You have completed your eye doctor appointment, you were prescribed contact lenses, and now you are at home staring at the box full of lenses. If only you could remember everything you were told at your contact lens instruction class. You know they are supposed to be kept moist, but how else do you care for them? Crank up your contact lens confidence and competence with our tips. Not only will your contact lenses thank you, but your eyes will, too!
Contact Lens Care
1. Wash your hands before you handle your contact lenses. You do not want any residue or debris from your previous activities making their way onto your contact lens!
2. Wear your contact lenses for only the prescribed amount of time. The short term side effects of over wearing your contacts can be red, sore eyes and compromised vision. Ignoring these symptoms and continuing to wear your contacts puts you at high risk for more serious consequences with a risk of permanent vision loss.
3. Do not wear your contact lenses at night unless you have extended wear contacts. Regular contacts will irritate your eyes and can even stick to them. If you awake and find you have slept with your contacts still in, use an eye drop solution to moisten them, then wait a few minutes before removing them. Remember, not all artificial tears are safe to use with your contact lenses. Check the packaging to make sure the drops you purchase are compatible with contact lenses.

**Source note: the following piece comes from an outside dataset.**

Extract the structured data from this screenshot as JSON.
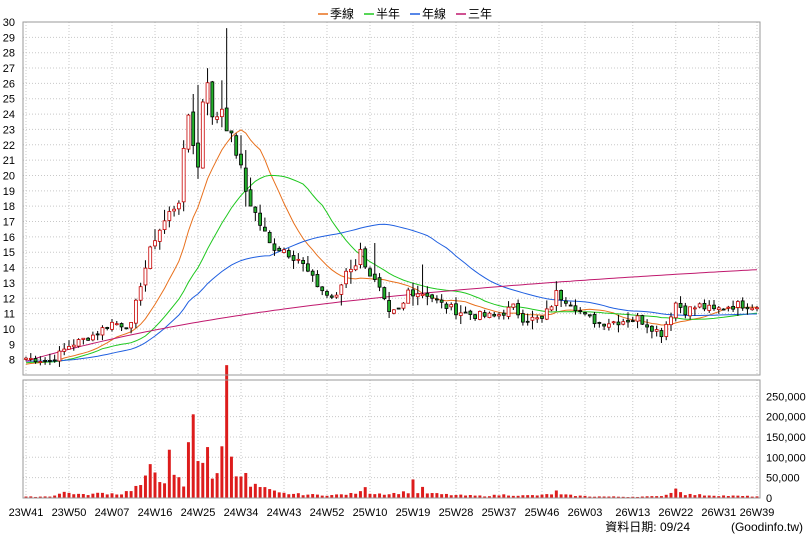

4. Regularly clean your contact lens case with hot water or sterile solution and let it air dry. Replace it monthly. This will help keep bacteria from growing inside the case and keep debris from getting on your lenses.

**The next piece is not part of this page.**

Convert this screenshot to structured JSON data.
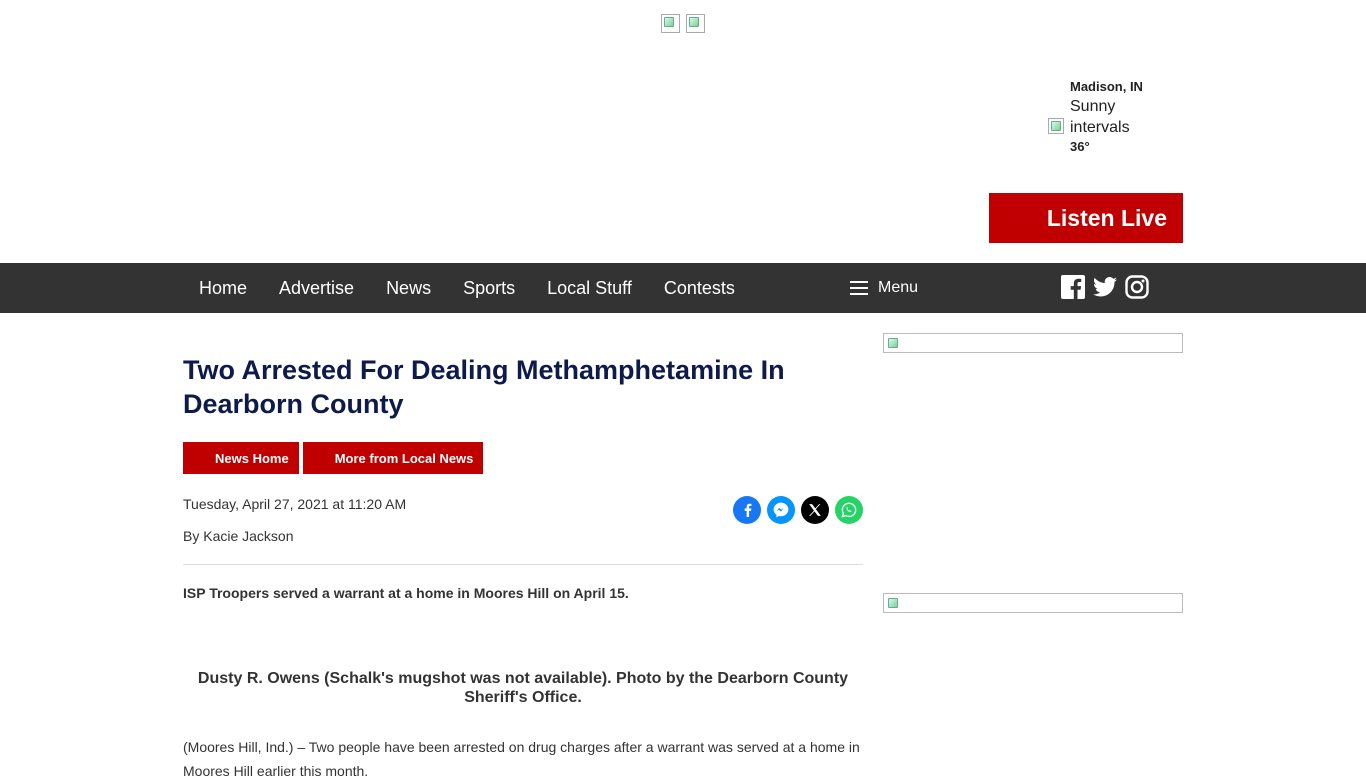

5. Wash your contact lenses daily to prevent build-up of grime and other contaminants. Rub them gently in the palm of your hand with solution, not plain water, which cannot get rid of microorganisms. There are also no-rub solutions available that allow you to simply rinse the contacts instead of rubbing them.
6. Put your contacts in before you put makeup on. Because makeup often houses bacteria and germs, putting it on after your contacts are already in prevents the bacteria (and makeup residue) from getting on your contacts. When removing your makeup and contact lenses, wash your hands first, then remove your contact lenses, and finally remove your makeup.

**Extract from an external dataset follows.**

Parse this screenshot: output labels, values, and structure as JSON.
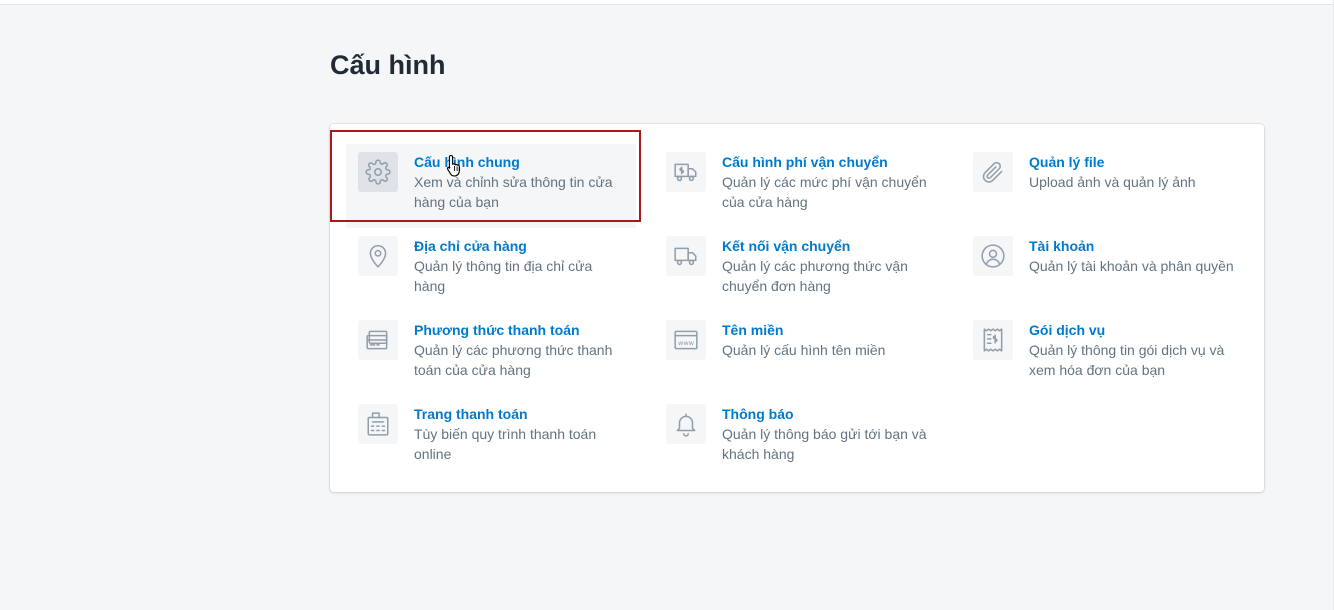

7. Keep the tip of the solution bottle clean. Don’t allow it to touch your fingers or other items.
8. Never share contacts. Sharing contacts also means sharing germs, which could lead to an infection in your eye, even if there is no infection present in the sharer’s eyes. You could also wear the wrong prescription, type, or shape of contact, which can cause irritation.
9. Apply rewetting solution or lubrication whenever your eyes feel dry; this prevents irritation as well as infection.
10. Stop using your contact lenses as soon as an eye infection develops. Wearing contacts can cause the infection to become worse; follow your eye doctor’s instructions regarding your contacts during and after the infection.